Growing up Guthrie meant you had the most interesting of extended families. Ramblin’ Jack Elliot, Huddie “Leadbelly” Ledbetter, Cisco Houston to name a few, were household regulars. Their songs and their stories were exquisite as told by this grown man who had known these legends when he was a child.
Though storytelling and song is his forte, Arlo Guthrie can play a real pretty guitar, though this night he battled with keeping them in tune. As a little tweaking of the strings went on longer than expected, Arlo blamed it on the blue light overhead. The audience laughed as the lighting guy quickly changed the color. It didn’t help, but it did make the evening even more real; this was no rock star with a technician handing him a perfectly tuned guitar for every song. This was just a musician sitting in someone’s living room trying to play his best for some new friends.
Listening to the songs of Woody Guthrie is like riding on one of the filled-with-family-and-belongings trucks Steinbeck wrote about in The Grapes of Wrath. In fact Guthrie wrote a song condensing the 600 pages of Wrath into a song with twelve verses. This was something over which Steinbeck took umbrage. The combination of the songs and the perspective Arlo brings to them is a history lesson so interesting, you wish this was how it was taught in school. After an hour of enjoying the songs and tales of times long ago, Arlo and the band took a short break.
He then talked about his early memories of Leadbelly in his home, and his search for Leadbelly’s grave somewhere in Louisiana. Leadbelly, who wrote among many others, “Midnight Special” and “Goodnight Irene,” was buried in Shreeveport, and they found the grave with guitar picks scattered over the tombstone. So he pulled out his guitar, sat there, and played some songs for the man he remembered as a two-year old. One of those songs “Alabama Bound,” was Arlo’s next selection.
One highlight of the evening was Steve Goodman’s “City Of New Orleans.” Lyrically, you can’t write much more of a poignant ballad. It is a testament to his songwriting that a song so moving, is about a train. The story of how Arlo and Steve met is priceless, making his loss at such a young age, even more lamentable.
Relating how he first laid eyes on his future wife and singing “Highway In The Wind,” which he wrote for her, must be more than a little bittersweet, a little over a year since the death of the woman to whom he was married for forty-three years.
Getting close to the end of the show, Arlo pulled out arguably Woody’s most recognizable song, “This Land Is Your Land.” As we approach the Thanksgiving holiday, the imagery of the words was not lost on the audience. Considering there is not another song which embodies the greatness of this country more than this, it is a song that should be taught in every school in this country.

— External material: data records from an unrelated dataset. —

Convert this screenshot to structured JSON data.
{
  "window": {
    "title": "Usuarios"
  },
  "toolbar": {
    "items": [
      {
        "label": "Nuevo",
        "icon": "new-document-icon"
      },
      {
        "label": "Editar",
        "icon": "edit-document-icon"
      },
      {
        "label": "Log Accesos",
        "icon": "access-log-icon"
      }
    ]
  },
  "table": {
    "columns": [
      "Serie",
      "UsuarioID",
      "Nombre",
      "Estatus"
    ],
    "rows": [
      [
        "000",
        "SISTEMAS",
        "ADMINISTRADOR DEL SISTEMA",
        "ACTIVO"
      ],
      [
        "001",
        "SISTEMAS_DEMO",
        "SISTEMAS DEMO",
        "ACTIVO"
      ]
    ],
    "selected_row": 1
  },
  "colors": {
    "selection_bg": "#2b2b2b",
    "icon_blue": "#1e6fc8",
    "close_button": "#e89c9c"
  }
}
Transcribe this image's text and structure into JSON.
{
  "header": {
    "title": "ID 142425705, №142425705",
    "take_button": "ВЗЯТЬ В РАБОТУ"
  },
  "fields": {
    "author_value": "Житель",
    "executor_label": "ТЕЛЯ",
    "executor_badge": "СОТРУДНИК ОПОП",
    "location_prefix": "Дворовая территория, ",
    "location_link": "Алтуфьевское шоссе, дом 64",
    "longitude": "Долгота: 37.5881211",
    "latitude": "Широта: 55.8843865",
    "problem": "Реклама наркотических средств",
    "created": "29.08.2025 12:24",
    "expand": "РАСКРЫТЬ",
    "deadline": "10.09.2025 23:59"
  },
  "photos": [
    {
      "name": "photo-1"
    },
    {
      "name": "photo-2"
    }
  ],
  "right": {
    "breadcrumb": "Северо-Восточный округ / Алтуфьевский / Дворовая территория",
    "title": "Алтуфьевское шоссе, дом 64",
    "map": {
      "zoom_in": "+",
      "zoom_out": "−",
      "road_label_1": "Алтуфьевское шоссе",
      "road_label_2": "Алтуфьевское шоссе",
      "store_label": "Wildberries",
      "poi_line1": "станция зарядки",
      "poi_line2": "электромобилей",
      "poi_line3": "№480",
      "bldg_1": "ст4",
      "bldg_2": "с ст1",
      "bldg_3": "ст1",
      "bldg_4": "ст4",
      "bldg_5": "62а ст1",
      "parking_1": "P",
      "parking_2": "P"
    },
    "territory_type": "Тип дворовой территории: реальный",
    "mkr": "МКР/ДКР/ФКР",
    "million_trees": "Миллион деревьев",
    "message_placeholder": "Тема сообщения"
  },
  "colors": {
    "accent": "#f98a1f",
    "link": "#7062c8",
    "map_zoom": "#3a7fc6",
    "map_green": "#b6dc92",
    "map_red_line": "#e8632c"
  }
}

Of course since we are so close to Thanksgiving, you can be sure there wasn’t a person in the crowd who wasn’t hoping to hear the familiar first few notes of “Alice’s Restaurant.” Arlo did not disappoint. As he began to play, the audience sang along to the beginning chorus. At this point Arlo said “You don’t think I’m really going to sing this whole freakin’ song do you?” And no, I don’t think we really did. And just that one chorus, while a tease, was enough of a taste to keep a smile on everyone’s face. He picked the melody while talking about what the song has meant to him and his family over the years… the good and the not so good.
As all of our storytellers get older, the danger of losing important parts of our past, grows. Arlo Guthrie not only lived some of the stories first-hand, he grew up surrounded by legends with their own stories to tell. Never miss a chance to hear them because you’ll never forget them once you do. And that keeps them alive.
This evening with Arlo Guthrie pickin’, singin’ and tellin’ stories was one of the most enjoyable nights I’ve ever spent in a music hall. It was an honor to hear him speak of his father, and all those who came before. And hopefully by writing about it, the stories keep going just a little longer.